[DATA EXTRACTS Boundary: Start]
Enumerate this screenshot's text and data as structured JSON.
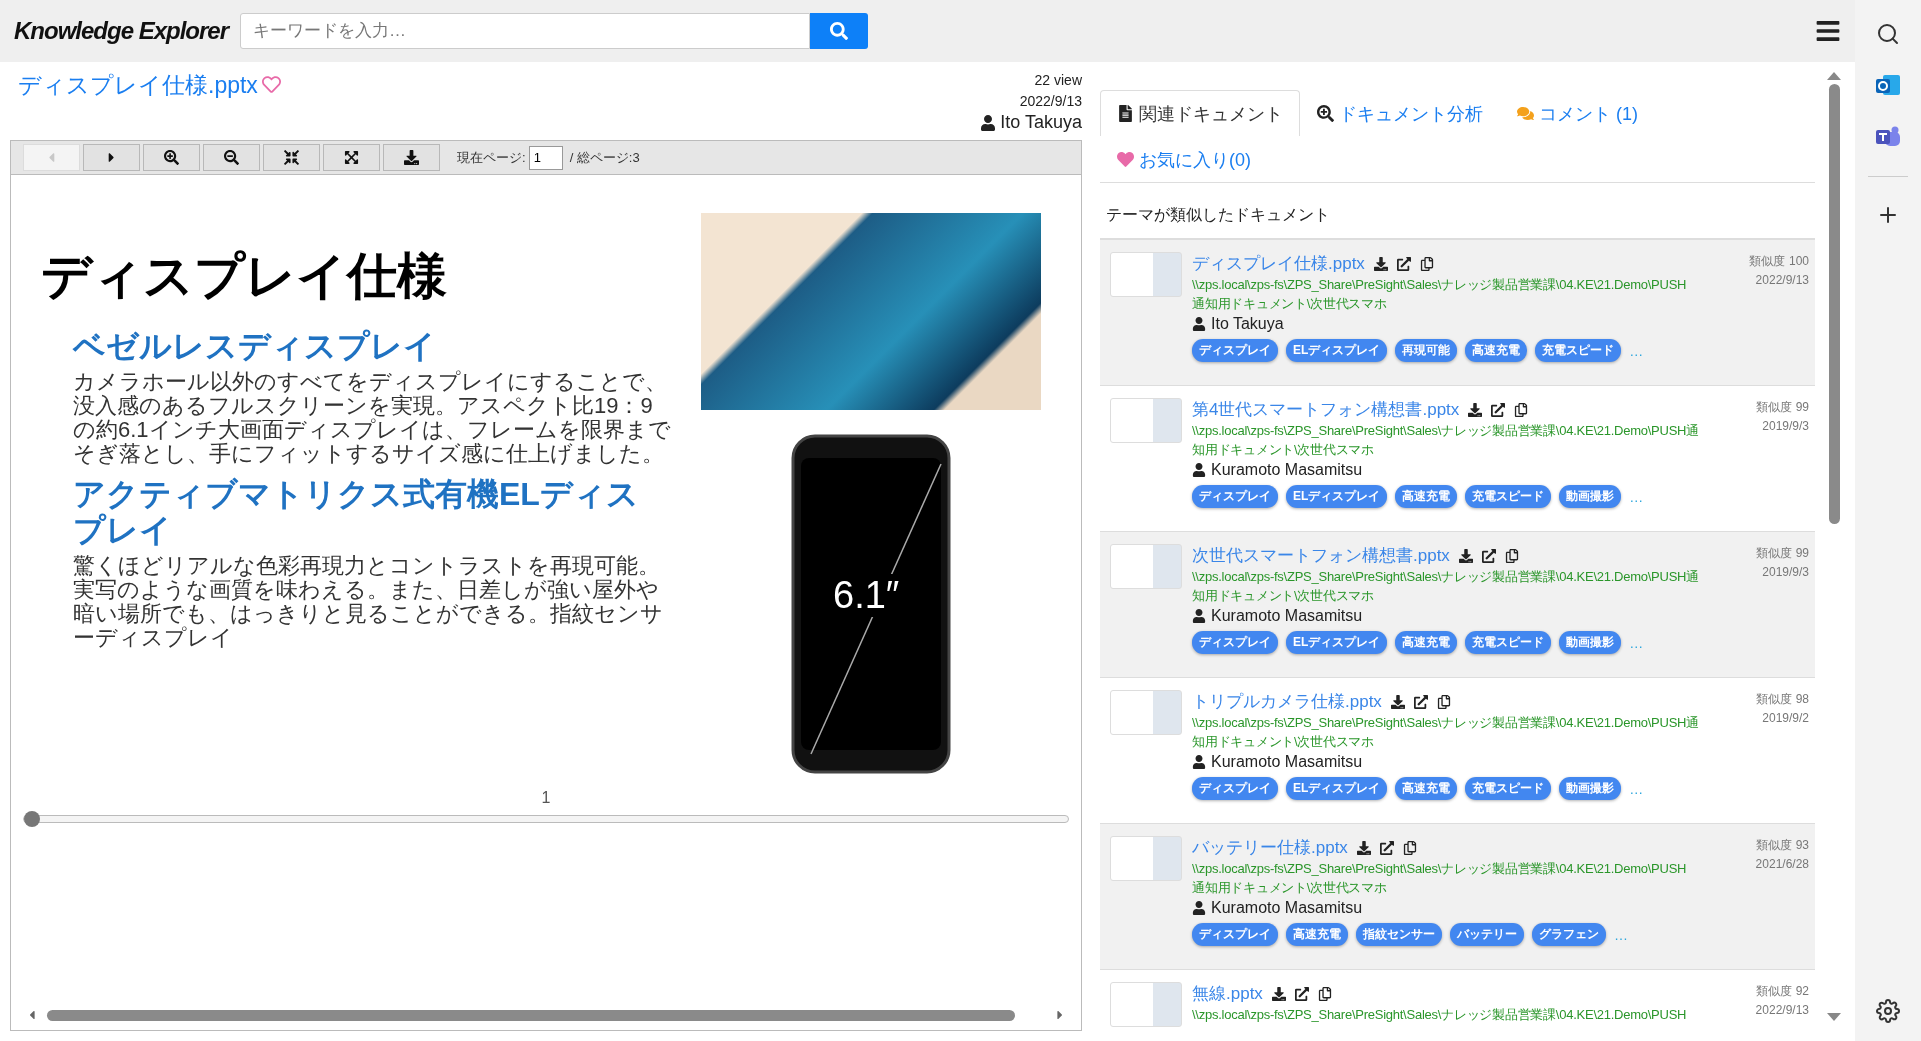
{
  "header": {
    "logo": "Knowledge Explorer",
    "search": {
      "placeholder": "キーワードを入力…"
    }
  },
  "document": {
    "title": "ディスプレイ仕様.pptx",
    "favorite": false,
    "views": "22 view",
    "date": "2022/9/13",
    "author": "Ito Takuya"
  },
  "toolbar": {
    "buttons": [
      {
        "kind": "prev",
        "disabled": true
      },
      {
        "kind": "next",
        "disabled": false
      },
      {
        "kind": "zoom-in",
        "disabled": false
      },
      {
        "kind": "zoom-out",
        "disabled": false
      },
      {
        "kind": "fit",
        "disabled": false
      },
      {
        "kind": "fullscreen",
        "disabled": false
      },
      {
        "kind": "download",
        "disabled": false
      }
    ],
    "page_label": "現在ページ:",
    "page": "1",
    "total": "/ 総ページ:3"
  },
  "slide": {
    "title": "ディスプレイ仕様",
    "sections": [
      {
        "heading": "ベゼルレスディスプレイ",
        "body": "カメラホール以外のすべてをディスプレイにすることで、没入感のあるフルスクリーンを実現。アスペクト比19：9の約6.1インチ大画面ディスプレイは、フレームを限界までそぎ落とし、手にフィットするサイズ感に仕上げました。"
      },
      {
        "heading": "アクティブマトリクス式有機ELディスプレイ",
        "body": "驚くほどリアルな色彩再現力とコントラストを再現可能。実写のような画質を味わえる。また、日差しが強い屋外や暗い場所でも、はっきりと見ることができる。指紋センサーディスプレイ"
      }
    ],
    "screen_size": "6.1″",
    "page_number": "1"
  },
  "page_slider": {
    "level": 0
  },
  "tabs": [
    {
      "label": "関連ドキュメント",
      "kind": "file",
      "selected": true
    },
    {
      "label": "ドキュメント分析",
      "kind": "analysis",
      "selected": false
    },
    {
      "label": "コメント (1)",
      "kind": "comments",
      "selected": false
    },
    {
      "label": "お気に入り(0)",
      "kind": "heart",
      "selected": false
    }
  ],
  "similar": {
    "title": "テーマが類似したドキュメント",
    "items": [
      {
        "title": "ディスプレイ仕様.pptx",
        "path": [
          "\\\\zps.local\\zps-fs\\ZPS_Share\\PreSight\\Sales\\ナレッジ製品営業課\\04.KE\\21.Demo\\PUSH",
          "通知用ドキュメント\\次世代スマホ"
        ],
        "author": "Ito Takuya",
        "score_label": "類似度",
        "score": "100",
        "date": "2022/9/13",
        "tags": [
          "ディスプレイ",
          "ELディスプレイ",
          "再現可能",
          "高速充電",
          "充電スピード"
        ],
        "more": "…"
      },
      {
        "title": "第4世代スマートフォン構想書.pptx",
        "path": [
          "\\\\zps.local\\zps-fs\\ZPS_Share\\PreSight\\Sales\\ナレッジ製品営業課\\04.KE\\21.Demo\\PUSH通",
          "知用ドキュメント\\次世代スマホ"
        ],
        "author": "Kuramoto Masamitsu",
        "score_label": "類似度",
        "score": "99",
        "date": "2019/9/3",
        "tags": [
          "ディスプレイ",
          "ELディスプレイ",
          "高速充電",
          "充電スピード",
          "動画撮影"
        ],
        "more": "…"
      },
      {
        "title": "次世代スマートフォン構想書.pptx",
        "path": [
          "\\\\zps.local\\zps-fs\\ZPS_Share\\PreSight\\Sales\\ナレッジ製品営業課\\04.KE\\21.Demo\\PUSH通",
          "知用ドキュメント\\次世代スマホ"
        ],
        "author": "Kuramoto Masamitsu",
        "score_label": "類似度",
        "score": "99",
        "date": "2019/9/3",
        "tags": [
          "ディスプレイ",
          "ELディスプレイ",
          "高速充電",
          "充電スピード",
          "動画撮影"
        ],
        "more": "…"
      },
      {
        "title": "トリプルカメラ仕様.pptx",
        "path": [
          "\\\\zps.local\\zps-fs\\ZPS_Share\\PreSight\\Sales\\ナレッジ製品営業課\\04.KE\\21.Demo\\PUSH通",
          "知用ドキュメント\\次世代スマホ"
        ],
        "author": "Kuramoto Masamitsu",
        "score_label": "類似度",
        "score": "98",
        "date": "2019/9/2",
        "tags": [
          "ディスプレイ",
          "ELディスプレイ",
          "高速充電",
          "充電スピード",
          "動画撮影"
        ],
        "more": "…"
      },
      {
        "title": "バッテリー仕様.pptx",
        "path": [
          "\\\\zps.local\\zps-fs\\ZPS_Share\\PreSight\\Sales\\ナレッジ製品営業課\\04.KE\\21.Demo\\PUSH",
          "通知用ドキュメント\\次世代スマホ"
        ],
        "author": "Kuramoto Masamitsu",
        "score_label": "類似度",
        "score": "93",
        "date": "2021/6/28",
        "tags": [
          "ディスプレイ",
          "高速充電",
          "指紋センサー",
          "バッテリー",
          "グラフェン"
        ],
        "more": "…"
      },
      {
        "title": "無線.pptx",
        "path": [
          "\\\\zps.local\\zps-fs\\ZPS_Share\\PreSight\\Sales\\ナレッジ製品営業課\\04.KE\\21.Demo\\PUSH"
        ],
        "score_label": "類似度",
        "score": "92",
        "date": "2022/9/13"
      }
    ]
  }
}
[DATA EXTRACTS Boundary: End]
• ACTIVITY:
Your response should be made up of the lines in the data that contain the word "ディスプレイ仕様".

• WORKED SOLUTION:
    "title": "ディスプレイ仕様.pptx",
    "title": "ディスプレイ仕様",
        "title": "ディスプレイ仕様.pptx",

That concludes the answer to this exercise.